The hike in oil prices led to a spurt in oil marketing company stocks - but the hikes were not large enough to cover their huge losses. Opposition from within the UPA may lead to partial roll back of the price rise. Either way, the hike will lead to an increase in cost of transportation of goods - which fill further stoke the fire of inflation. 

The RBI may have little option but to increase interest rates. That will be a negative for the stock markets. Selling by both the FIIs and DIIs on Friday may be an indication of the smart money bailing out.

Time to have a look at the unfolding struggle between the bulls and bears in the 6 months closing chart pattern of the BSE Sensex index:

The index touched a high of 17922 on Monday, Jun 21 '10 backed by the highest volumes of the week, just 126 points short of the Apr '10 high of 18048. The FIIs were net buyers through Thursday, Jun 24 '10, but the index failed to move up any higher, as volumes dropped off.

Thursday's price action produced a 'reversal day' pattern (higher high, lower close) followed by Friday's 156 points drop. The Sensex barely managed to close higher on a weekly basis. So, is this a time to go short, or stay put?

All three EMAs are moving up, with the index above them. That means the index remains in a bull market, and will not be under any threat as long as it stays above the May '10 low of 15960. Why? Because moving below 15960 will have a combination of four bearish implications:

1. The Sensex will drop below the 200 day EMA
2. It will form a pattern of lower tops and lower bottoms
3. A double-top (or head-and shoulders) pattern will be confirmed
4. The index will fall below the 61.8% Fibonacci retracement level of the entire bear market fall 

Any one of those four will have bearish implications. A combination of the four may be devastating. It is imperative for the bulls to strongly defend the 15960 level, in order to prevent a deeper correction.

On the longer term charts, the Sensex has made a series of higher tops in Jun '09, Aug '09, Oct '09, Jan '10 and Apr '10. Higher tops (and higher bottoms in-between) were made every 2-3 months. This bullish series may have been interrupted when the Sensex failed to make a higher top last week.

The technical indicators are suggesting caution. The MACD, a lagging indicator, is positive and above the signal line. The slow stochastic is in the overbought zone, but about to drop below. The RSI and MFI are both above their 50% levels, but have started descending after touching their overbought levels.

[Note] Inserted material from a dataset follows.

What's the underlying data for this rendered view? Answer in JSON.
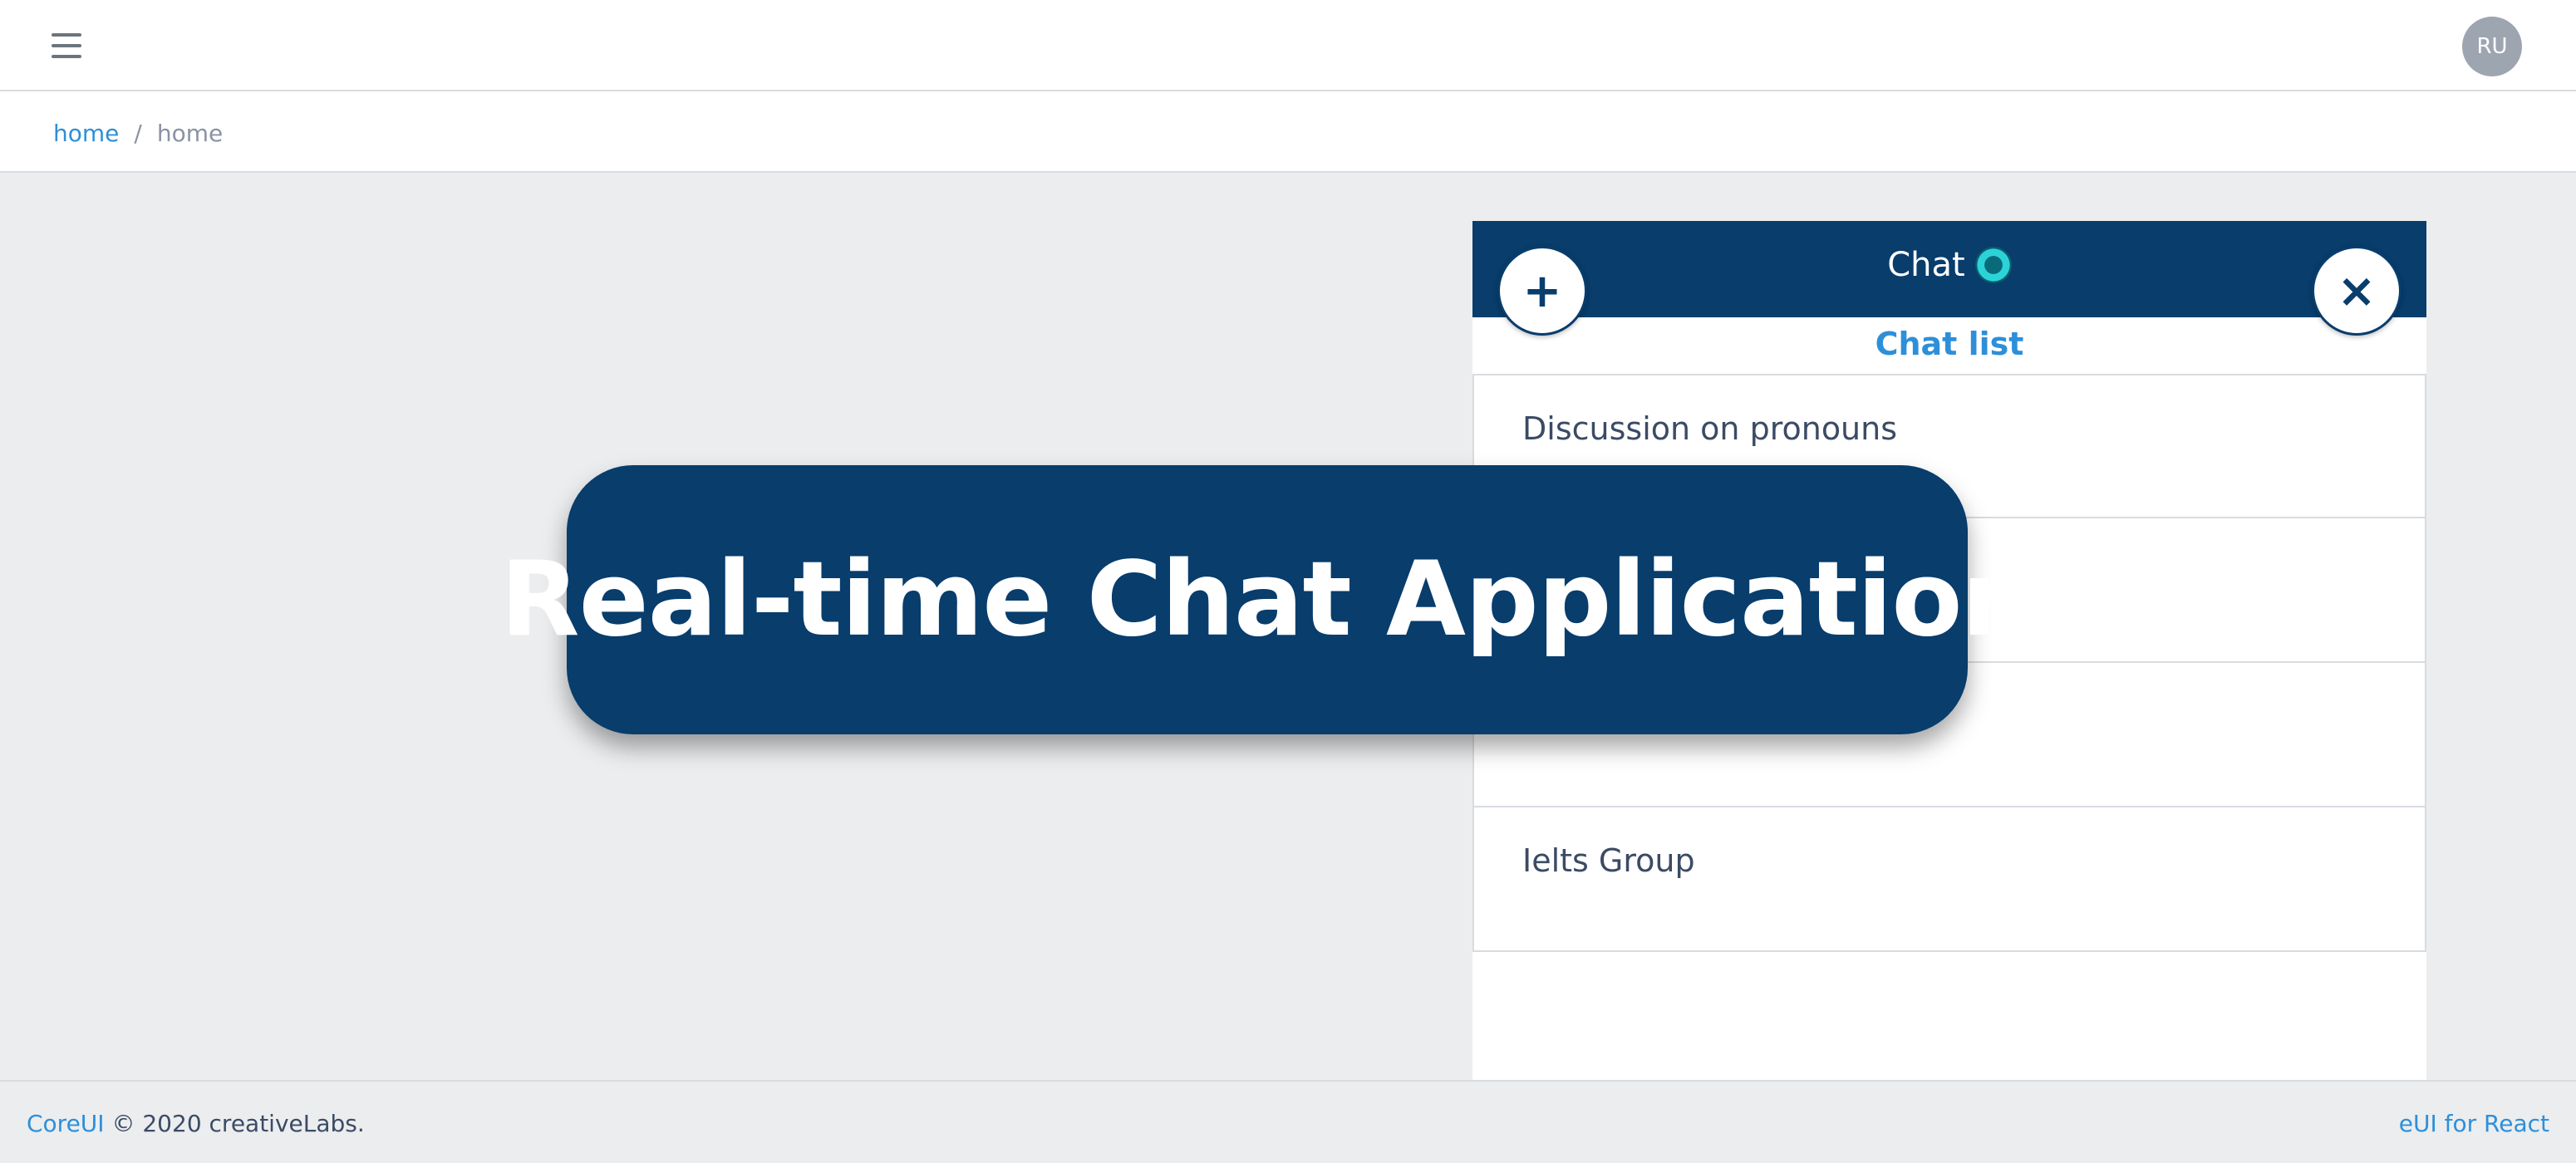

So far I have only pointed out the bearish implications. Nothing of the sort may happen if the FIIs resume their buying spree. The Sensex can take support at the rising 20 day or 50 day EMAs and go on to make a new high in Jul '10. That will maintain the series of higher tops and higher bottoms. A convincing close above 18500 will negate the bearish possibilities.

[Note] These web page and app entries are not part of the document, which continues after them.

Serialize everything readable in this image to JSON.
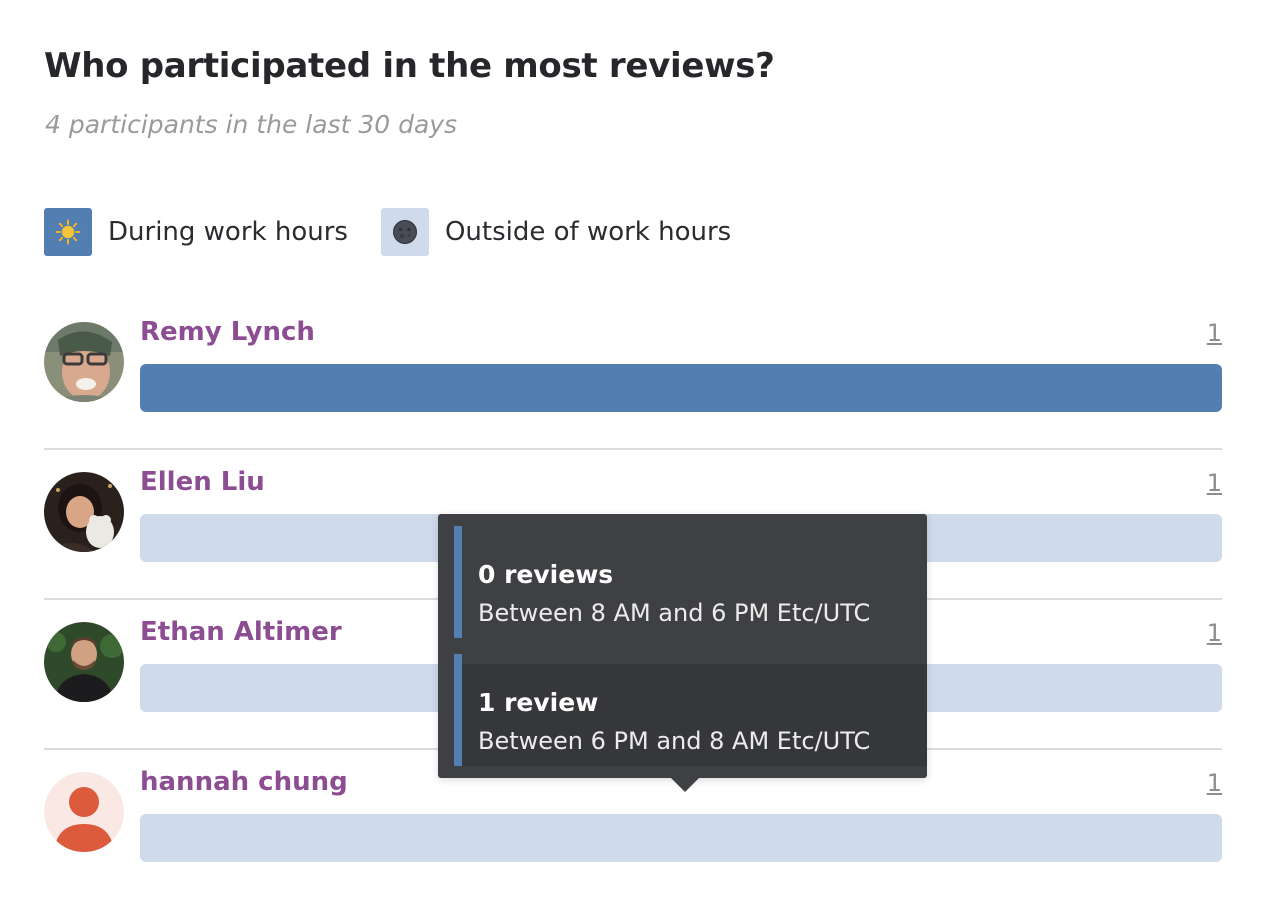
{
  "header": {
    "title": "Who participated in the most reviews?",
    "subtitle": "4 participants in the last 30 days"
  },
  "legend": {
    "items": [
      {
        "label": "During work hours",
        "icon": "sun-icon",
        "color": "#537eb1"
      },
      {
        "label": "Outside of work hours",
        "icon": "moon-icon",
        "color": "#cfdbeb"
      }
    ]
  },
  "participants": [
    {
      "name": "Remy Lynch",
      "count": "1",
      "work_fraction": 1.0,
      "off_fraction": 0.0
    },
    {
      "name": "Ellen Liu",
      "count": "1",
      "work_fraction": 0.0,
      "off_fraction": 1.0
    },
    {
      "name": "Ethan Altimer",
      "count": "1",
      "work_fraction": 0.0,
      "off_fraction": 1.0
    },
    {
      "name": "hannah chung",
      "count": "1",
      "work_fraction": 0.0,
      "off_fraction": 1.0
    }
  ],
  "tooltip": {
    "entries": [
      {
        "count": "0 reviews",
        "range": "Between 8 AM and 6 PM Etc/UTC",
        "color": "#537eb1"
      },
      {
        "count": "1 review",
        "range": "Between 6 PM and 8 AM Etc/UTC",
        "color": "#537eb1"
      }
    ]
  },
  "colors": {
    "work": "#537eb1",
    "offwork": "#cfdbeb",
    "name": "#8c4d93",
    "tooltip_bg": "#3f4043"
  }
}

Bottomline? The chart pattern of the BSE Sensex index is in the midst of a likely trend reversal pattern that is yet to play out. A close below 15960 will be bearish. A close above 18500 will be bullish. Till either happens, 'caution' should be the watch-word.


Maxware Technologies said...

thanks sir

Anonymous said...

Hello Sir,

I want to ask you about Valuations, as this is First time I am experiencing start of bull market, at this time I feel valuations are above fair value but not stretched and many individual stocks are also in expansive category and I don’t think that market will move much higher from here, but what I want to ask you is how bull market start in 2003, is that time also valuations are high and people are worried and suddenly companies give unbelievable performance and earnings growth eases the valuation problem.
Do you think that there is nothing like valuations, it’s only the flow of money.

Please guide

Thanking you in Advance…


Subhankar said...

@Maxware: Thanks for your comment

@Titu: Valuations do play an important role over the longer term. In the shorter-term, it is all about sentiments and the flow of money.

In 2003, the Sensex P/E ratio was below 15. The Sensex tends to correct after crossing a P/E ratio of 22. So one can use the 15-22 range as 'normal' with below 15 as a buy zone and above 22 as a sell zone. The current Sensex P/E is in the 'normal' zone.